LONDON (Reuters) - Singer Ali Campbell is leaving the reggae band UB40 after selling tens of millions of records worldwide in a career spanning nearly 30 years, a spokesman for the group said on Friday.
Campbell will quit after performing his last concerts with the band next month in Australia, New Zealand and Uganda.
In separate statements, Campbell blamed “intolerable management difficulties,” while the band said the singer was keen to pursue his solo career.
“I have been deeply unhappy with administrative practices and with many decisions that have been made in recent years,” Campbell said. “Suffice to say I felt I had no other option but to resign from my band.
“This decision has not been taken lightly and has come as a result of a long, painful and agonizing thought process.” The remaining members of the group said they were saddened by Campbell’s decision.

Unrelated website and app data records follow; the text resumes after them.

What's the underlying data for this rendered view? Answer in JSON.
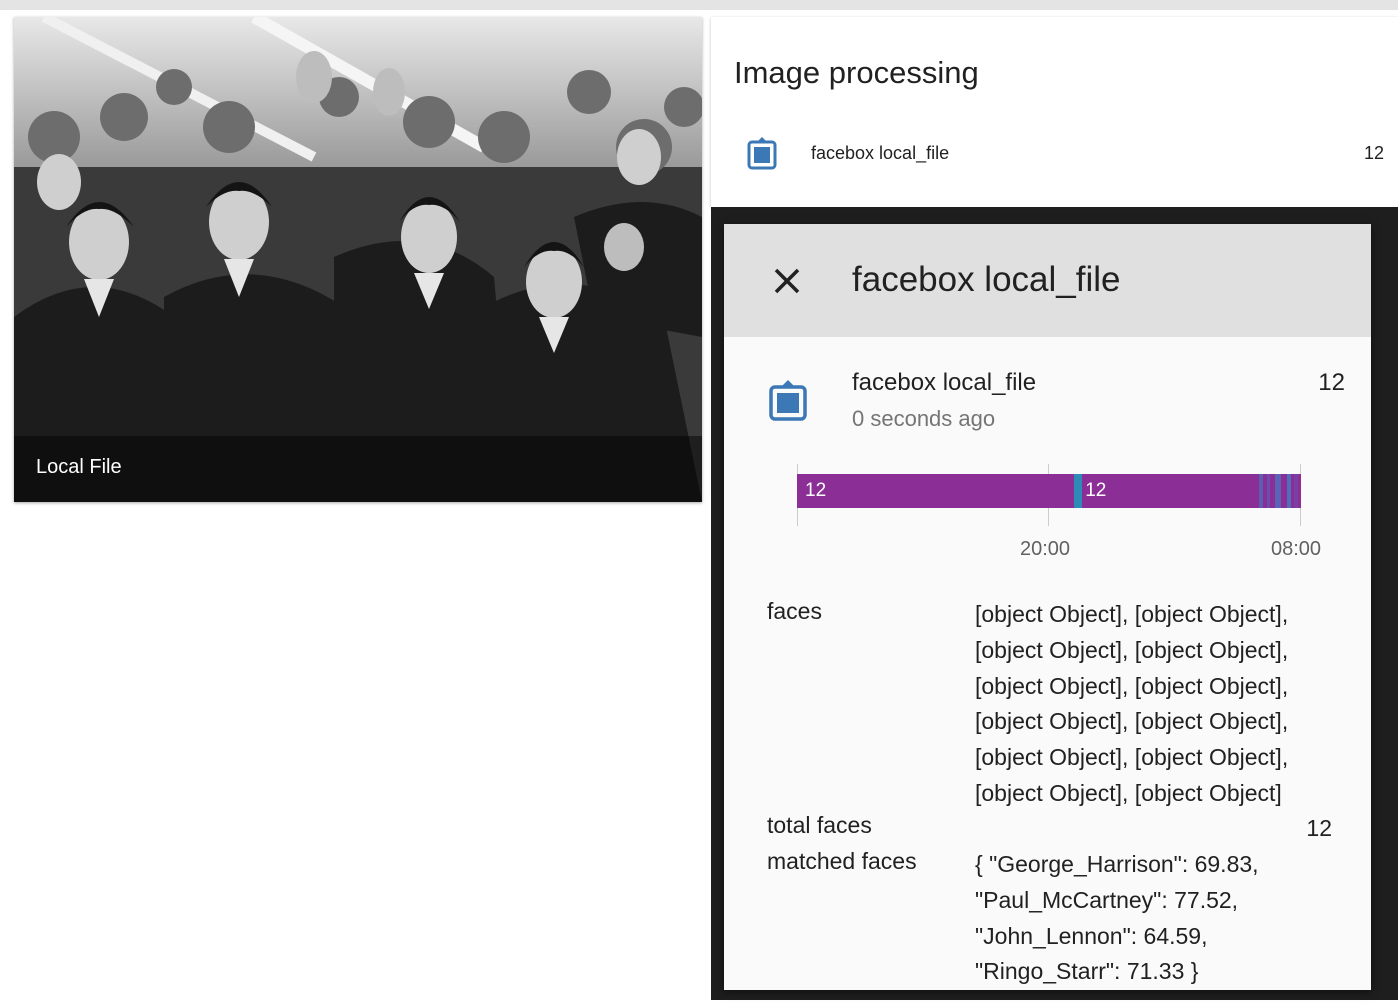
{
  "camera_card": {
    "caption": "Local File"
  },
  "processing_card": {
    "title": "Image processing",
    "entity": {
      "icon": "clipboard-icon",
      "name": "facebox local_file",
      "state": "12"
    }
  },
  "dialog": {
    "title": "facebox local_file",
    "close_icon": "close-icon",
    "entity": {
      "icon": "clipboard-icon",
      "name": "facebox local_file",
      "last_changed": "0 seconds ago",
      "state": "12"
    },
    "history": {
      "bar_color": "#8b2f97",
      "marker_color": "#2e8bb8",
      "segments": [
        {
          "label": "12",
          "start_fraction": 0.0
        },
        {
          "label": "12",
          "start_fraction": 0.556
        }
      ],
      "tick_labels": [
        "20:00",
        "08:00"
      ]
    },
    "attributes": [
      {
        "key": "faces",
        "value": "[object Object], [object Object],\n[object Object], [object Object],\n[object Object], [object Object],\n[object Object], [object Object],\n[object Object], [object Object],\n[object Object], [object Object]"
      },
      {
        "key": "total faces",
        "value": "12"
      },
      {
        "key": "matched faces",
        "value": "{ \"George_Harrison\": 69.83,\n\"Paul_McCartney\": 77.52,\n\"John_Lennon\": 64.59,\n\"Ringo_Starr\": 71.33 }"
      }
    ]
  },
  "colors": {
    "accent": "#3b78b5",
    "header_bg": "#e0e0e0",
    "bar": "#8b2f97"
  }
}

A statement said: “They have been together for a long time and their relationship as band members and friends is almost like a marriage.”
The band was formed in the English Midlands during the economic slump of the late 1970s, taking their name from an official unemployment benefits form.

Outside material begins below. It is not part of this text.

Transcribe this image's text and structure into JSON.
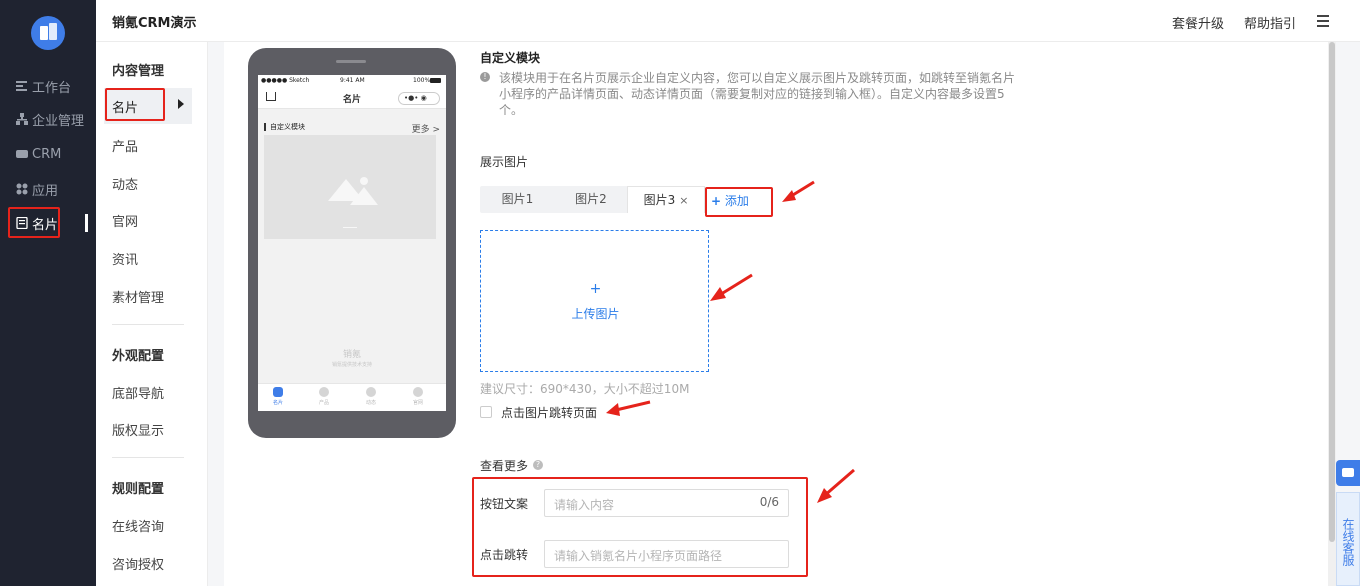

With their catchy mix of pop and reggae, the band went on to sell an estimated 70 million records, tour the world six times and top the UK singles chart three times.
In 1983, they enjoyed a number one hit around the world, including the United States, with a version of Neil Diamond’s song “Red Red Wine.”
Other hits include: “I Got You Babe,” “Cherry Oh Baby” and “Rat In Mi Kitchen.”
The rest of the group will continue to record and perform and no decision has been taken on replacing Campbell.